### What is needed
An exact reproduction of the entries is needed. Keep all pictures out of it.

---

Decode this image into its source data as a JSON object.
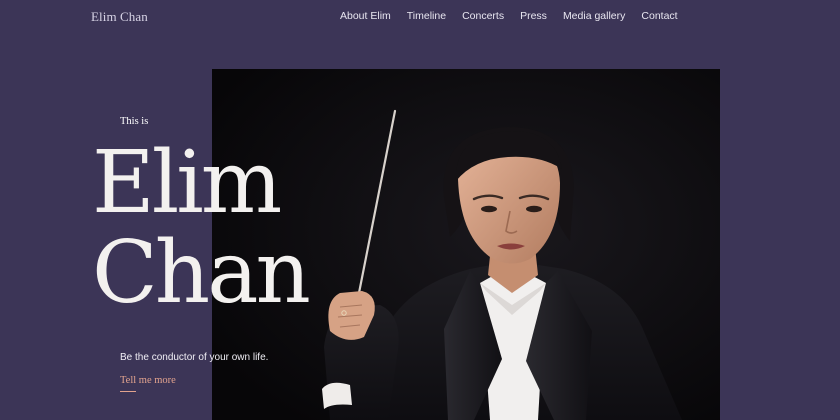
{
  "header": {
    "logo": "Elim Chan",
    "nav": [
      {
        "label": "About Elim"
      },
      {
        "label": "Timeline"
      },
      {
        "label": "Concerts"
      },
      {
        "label": "Press"
      },
      {
        "label": "Media gallery"
      },
      {
        "label": "Contact"
      }
    ]
  },
  "hero": {
    "eyebrow": "This is",
    "title_line1": "Elim",
    "title_line2": "Chan",
    "tagline": "Be the conductor of your own life.",
    "cta_label": "Tell me more",
    "photo_subject": "conductor-portrait"
  },
  "colors": {
    "background": "#3c3557",
    "photo_background": "#0c0b0e",
    "accent": "#e2a38e",
    "text": "#ffffff"
  }
}
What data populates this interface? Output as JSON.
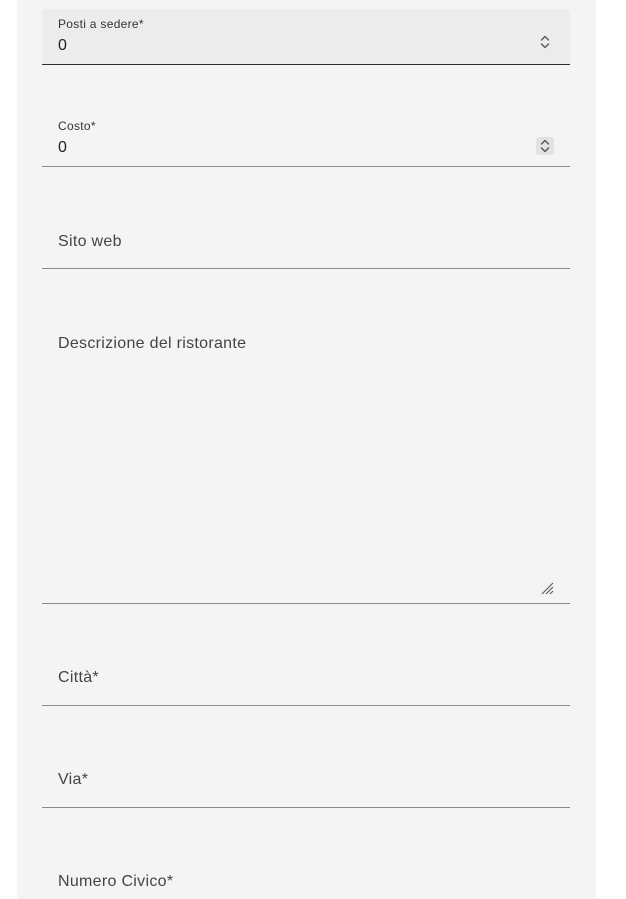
{
  "form": {
    "seats": {
      "label": "Posti a sedere*",
      "value": "0",
      "icon": "spinner-icon"
    },
    "cost": {
      "label": "Costo*",
      "value": "0",
      "icon": "spinner-icon"
    },
    "website": {
      "placeholder": "Sito web"
    },
    "description": {
      "placeholder": "Descrizione del ristorante",
      "icon": "resize-handle-icon"
    },
    "city": {
      "placeholder": "Città*"
    },
    "street": {
      "placeholder": "Via*"
    },
    "street_number": {
      "placeholder": "Numero Civico*"
    }
  },
  "colors": {
    "panel_background": "#f4f4f5",
    "focused_field_background": "#ececec",
    "field_underline": "#8a8a8a",
    "focused_underline": "#2f2f2f",
    "text": "#1f1f1f",
    "placeholder_text": "#444444"
  }
}
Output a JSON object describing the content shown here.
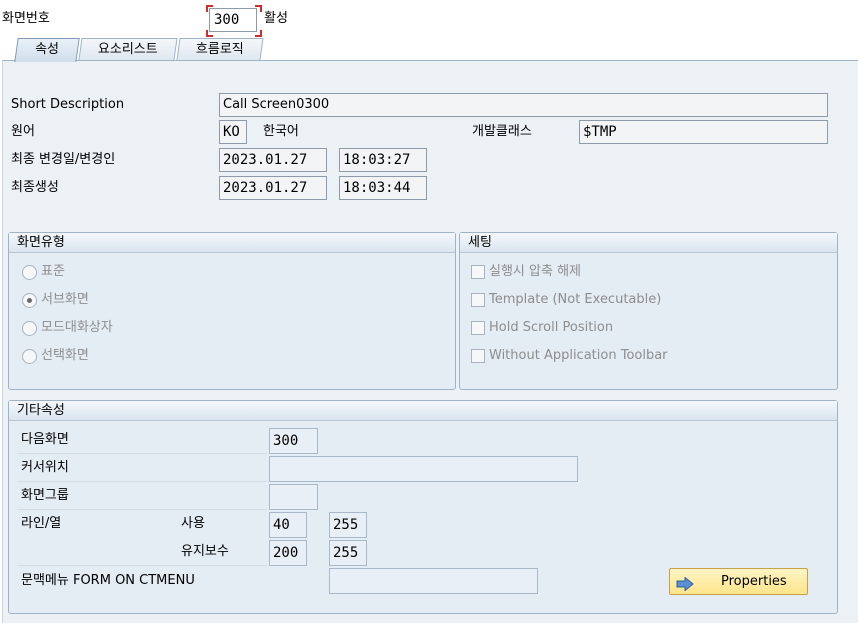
{
  "header": {
    "screen_number_label": "화면번호",
    "screen_number_value": "300",
    "status": "활성"
  },
  "tabs": [
    {
      "label": "속성"
    },
    {
      "label": "요소리스트"
    },
    {
      "label": "흐름로직"
    }
  ],
  "attributes": {
    "short_description_label": "Short Description",
    "short_description_value": "Call Screen0300",
    "language_label": "원어",
    "language_code": "KO",
    "language_name": "한국어",
    "dev_class_label": "개발클래스",
    "dev_class_value": "$TMP",
    "last_changed_label": "최종 변경일/변경인",
    "last_changed_date": "2023.01.27",
    "last_changed_time": "18:03:27",
    "last_generated_label": "최종생성",
    "last_generated_date": "2023.01.27",
    "last_generated_time": "18:03:44"
  },
  "screen_type": {
    "title": "화면유형",
    "options": [
      {
        "label": "표준",
        "selected": false
      },
      {
        "label": "서브화면",
        "selected": true
      },
      {
        "label": "모드대화상자",
        "selected": false
      },
      {
        "label": "선택화면",
        "selected": false
      }
    ]
  },
  "settings": {
    "title": "세팅",
    "options": [
      {
        "label": "실행시 압축 해제",
        "checked": false
      },
      {
        "label": "Template (Not Executable)",
        "checked": false
      },
      {
        "label": "Hold Scroll Position",
        "checked": false
      },
      {
        "label": "Without Application Toolbar",
        "checked": false
      }
    ]
  },
  "other": {
    "title": "기타속성",
    "next_screen_label": "다음화면",
    "next_screen_value": "300",
    "cursor_pos_label": "커서위치",
    "cursor_pos_value": "",
    "screen_group_label": "화면그룹",
    "screen_group_value": "",
    "lines_cols_label": "라인/열",
    "used_label": "사용",
    "used_lines": "40",
    "used_cols": "255",
    "maint_label": "유지보수",
    "maint_lines": "200",
    "maint_cols": "255",
    "context_menu_label": "문맥메뉴 FORM ON CTMENU",
    "context_menu_value": "",
    "properties_button": "Properties"
  },
  "colors": {
    "panel_bg": "#ecf1f6",
    "group_bg": "#e4ecf4",
    "button_bg": "#fde58a",
    "focus_corner": "#d12c2c"
  }
}
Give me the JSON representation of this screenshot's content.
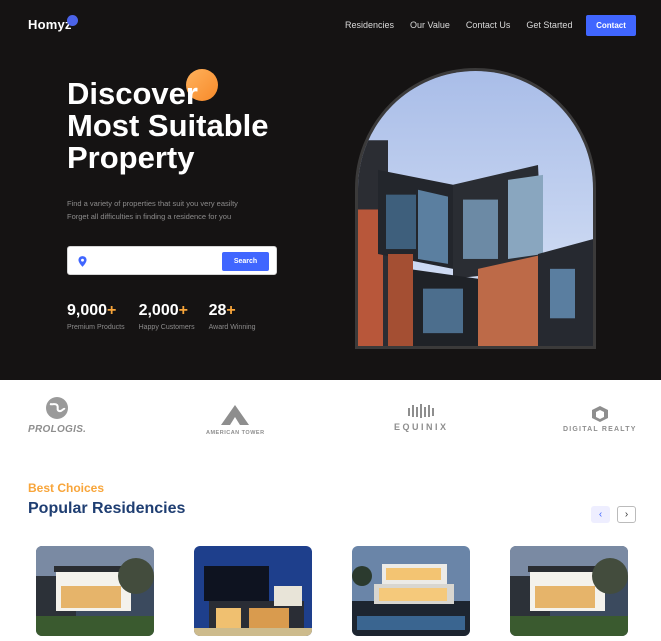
{
  "header": {
    "logo": "Homyz",
    "nav": [
      "Residencies",
      "Our Value",
      "Contact Us",
      "Get Started"
    ],
    "contact_label": "Contact"
  },
  "hero": {
    "title_lines": [
      "Discover",
      "Most Suitable",
      "Property"
    ],
    "subtitle_lines": [
      "Find a variety of properties that suit you very easilty",
      "Forget all difficulties in finding a residence for you"
    ],
    "search": {
      "value": "",
      "placeholder": "",
      "button_label": "Search"
    },
    "stats": [
      {
        "value": "9,000",
        "suffix": "+",
        "label": "Premium Products"
      },
      {
        "value": "2,000",
        "suffix": "+",
        "label": "Happy Customers"
      },
      {
        "value": "28",
        "suffix": "+",
        "label": "Award Winning"
      }
    ]
  },
  "brands": [
    "PROLOGIS.",
    "AMERICAN TOWER",
    "EQUINIX",
    "DIGITAL REALTY"
  ],
  "residencies": {
    "eyebrow": "Best Choices",
    "heading": "Popular Residencies",
    "prev_icon": "chevron-left-icon",
    "next_icon": "chevron-right-icon"
  },
  "colors": {
    "accent": "#4066ff",
    "orange": "#f8a53a",
    "navy": "#1f3e72",
    "hero_bg": "#151313"
  }
}
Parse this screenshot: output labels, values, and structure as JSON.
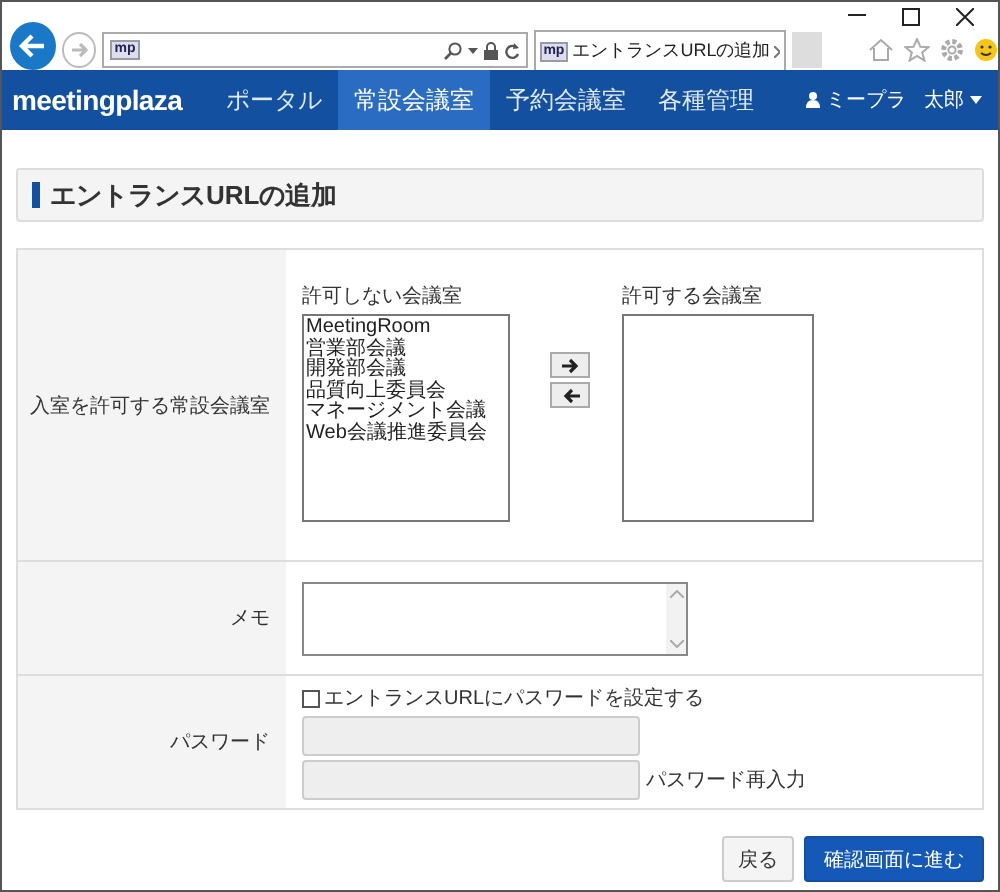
{
  "browser": {
    "address_favicon": "mp",
    "tab_favicon": "mp",
    "tab_title": "エントランスURLの追加"
  },
  "nav": {
    "logo": "meetingplaza",
    "items": [
      {
        "label": "ポータル",
        "selected": false
      },
      {
        "label": "常設会議室",
        "selected": true
      },
      {
        "label": "予約会議室",
        "selected": false
      },
      {
        "label": "各種管理",
        "selected": false
      }
    ],
    "user_family_name": "ミープラ",
    "user_given_name": "太郎"
  },
  "page_title": "エントランスURLの追加",
  "form": {
    "rooms": {
      "label": "入室を許可する常設会議室",
      "denied_label": "許可しない会議室",
      "denied": [
        "MeetingRoom",
        "営業部会議",
        "開発部会議",
        "品質向上委員会",
        "マネージメント会議",
        "Web会議推進委員会"
      ],
      "allowed_label": "許可する会議室"
    },
    "memo": {
      "label": "メモ"
    },
    "password": {
      "label": "パスワード",
      "checkbox_label": "エントランスURLにパスワードを設定する",
      "checked": false,
      "disabled": true,
      "confirm_label": "パスワード再入力"
    }
  },
  "buttons": [
    {
      "label": "戻る",
      "kind": "secondary"
    },
    {
      "label": "確認画面に進む",
      "kind": "primary"
    }
  ]
}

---

### Written answer
Decode this image into its source data as a JSON object.
{
  "header": {
    "logo": "Elim Chan",
    "nav": [
      {
        "label": "About Elim"
      },
      {
        "label": "Timeline"
      },
      {
        "label": "Concerts"
      },
      {
        "label": "Press"
      },
      {
        "label": "Media gallery"
      },
      {
        "label": "Contact"
      }
    ]
  },
  "hero": {
    "eyebrow": "This is",
    "title_line1": "Elim",
    "title_line2": "Chan",
    "tagline": "Be the conductor of your own life.",
    "cta_label": "Tell me more",
    "photo_subject": "conductor-portrait"
  },
  "colors": {
    "background": "#3c3557",
    "photo_background": "#0c0b0e",
    "accent": "#e2a38e",
    "text": "#ffffff"
  }
}
What data populates this interface? Output as JSON.
{
  "form": {
    "seats": {
      "label": "Posti a sedere*",
      "value": "0",
      "icon": "spinner-icon"
    },
    "cost": {
      "label": "Costo*",
      "value": "0",
      "icon": "spinner-icon"
    },
    "website": {
      "placeholder": "Sito web"
    },
    "description": {
      "placeholder": "Descrizione del ristorante",
      "icon": "resize-handle-icon"
    },
    "city": {
      "placeholder": "Città*"
    },
    "street": {
      "placeholder": "Via*"
    },
    "street_number": {
      "placeholder": "Numero Civico*"
    }
  },
  "colors": {
    "panel_background": "#f4f4f5",
    "focused_field_background": "#ececec",
    "field_underline": "#8a8a8a",
    "focused_underline": "#2f2f2f",
    "text": "#1f1f1f",
    "placeholder_text": "#444444"
  }
}
Output a JSON object describing the content shown here.
{
  "header": {
    "screen_number_label": "화면번호",
    "screen_number_value": "300",
    "status": "활성"
  },
  "tabs": [
    {
      "label": "속성"
    },
    {
      "label": "요소리스트"
    },
    {
      "label": "흐름로직"
    }
  ],
  "attributes": {
    "short_description_label": "Short Description",
    "short_description_value": "Call Screen0300",
    "language_label": "원어",
    "language_code": "KO",
    "language_name": "한국어",
    "dev_class_label": "개발클래스",
    "dev_class_value": "$TMP",
    "last_changed_label": "최종 변경일/변경인",
    "last_changed_date": "2023.01.27",
    "last_changed_time": "18:03:27",
    "last_generated_label": "최종생성",
    "last_generated_date": "2023.01.27",
    "last_generated_time": "18:03:44"
  },
  "screen_type": {
    "title": "화면유형",
    "options": [
      {
        "label": "표준",
        "selected": false
      },
      {
        "label": "서브화면",
        "selected": true
      },
      {
        "label": "모드대화상자",
        "selected": false
      },
      {
        "label": "선택화면",
        "selected": false
      }
    ]
  },
  "settings": {
    "title": "세팅",
    "options": [
      {
        "label": "실행시 압축 해제",
        "checked": false
      },
      {
        "label": "Template (Not Executable)",
        "checked": false
      },
      {
        "label": "Hold Scroll Position",
        "checked": false
      },
      {
        "label": "Without Application Toolbar",
        "checked": false
      }
    ]
  },
  "other": {
    "title": "기타속성",
    "next_screen_label": "다음화면",
    "next_screen_value": "300",
    "cursor_pos_label": "커서위치",
    "cursor_pos_value": "",
    "screen_group_label": "화면그룹",
    "screen_group_value": "",
    "lines_cols_label": "라인/열",
    "used_label": "사용",
    "used_lines": "40",
    "used_cols": "255",
    "maint_label": "유지보수",
    "maint_lines": "200",
    "maint_cols": "255",
    "context_menu_label": "문맥메뉴 FORM ON CTMENU",
    "context_menu_value": "",
    "properties_button": "Properties"
  },
  "colors": {
    "panel_bg": "#ecf1f6",
    "group_bg": "#e4ecf4",
    "button_bg": "#fde58a",
    "focus_corner": "#d12c2c"
  }
}
Give me the JSON representation of this screenshot's content.
{
  "header": {
    "logo": "Homyz",
    "nav": [
      "Residencies",
      "Our Value",
      "Contact Us",
      "Get Started"
    ],
    "contact_label": "Contact"
  },
  "hero": {
    "title_lines": [
      "Discover",
      "Most Suitable",
      "Property"
    ],
    "subtitle_lines": [
      "Find a variety of properties that suit you very easilty",
      "Forget all difficulties in finding a residence for you"
    ],
    "search": {
      "value": "",
      "placeholder": "",
      "button_label": "Search"
    },
    "stats": [
      {
        "value": "9,000",
        "suffix": "+",
        "label": "Premium Products"
      },
      {
        "value": "2,000",
        "suffix": "+",
        "label": "Happy Customers"
      },
      {
        "value": "28",
        "suffix": "+",
        "label": "Award Winning"
      }
    ]
  },
  "brands": [
    "PROLOGIS.",
    "AMERICAN TOWER",
    "EQUINIX",
    "DIGITAL REALTY"
  ],
  "residencies": {
    "eyebrow": "Best Choices",
    "heading": "Popular Residencies",
    "prev_icon": "chevron-left-icon",
    "next_icon": "chevron-right-icon"
  },
  "colors": {
    "accent": "#4066ff",
    "orange": "#f8a53a",
    "navy": "#1f3e72",
    "hero_bg": "#151313"
  }
}
Parse this screenshot: output labels, values, and structure as JSON.
{
  "browser": {
    "address_favicon": "mp",
    "tab_favicon": "mp",
    "tab_title": "エントランスURLの追加"
  },
  "nav": {
    "logo": "meetingplaza",
    "items": [
      {
        "label": "ポータル",
        "selected": false
      },
      {
        "label": "常設会議室",
        "selected": true
      },
      {
        "label": "予約会議室",
        "selected": false
      },
      {
        "label": "各種管理",
        "selected": false
      }
    ],
    "user_family_name": "ミープラ",
    "user_given_name": "太郎"
  },
  "page_title": "エントランスURLの追加",
  "form": {
    "rooms": {
      "label": "入室を許可する常設会議室",
      "denied_label": "許可しない会議室",
      "denied": [
        "MeetingRoom",
        "営業部会議",
        "開発部会議",
        "品質向上委員会",
        "マネージメント会議",
        "Web会議推進委員会"
      ],
      "allowed_label": "許可する会議室"
    },
    "memo": {
      "label": "メモ"
    },
    "password": {
      "label": "パスワード",
      "checkbox_label": "エントランスURLにパスワードを設定する",
      "checked": false,
      "disabled": true,
      "confirm_label": "パスワード再入力"
    }
  },
  "buttons": [
    {
      "label": "戻る",
      "kind": "secondary"
    },
    {
      "label": "確認画面に進む",
      "kind": "primary"
    }
  ]
}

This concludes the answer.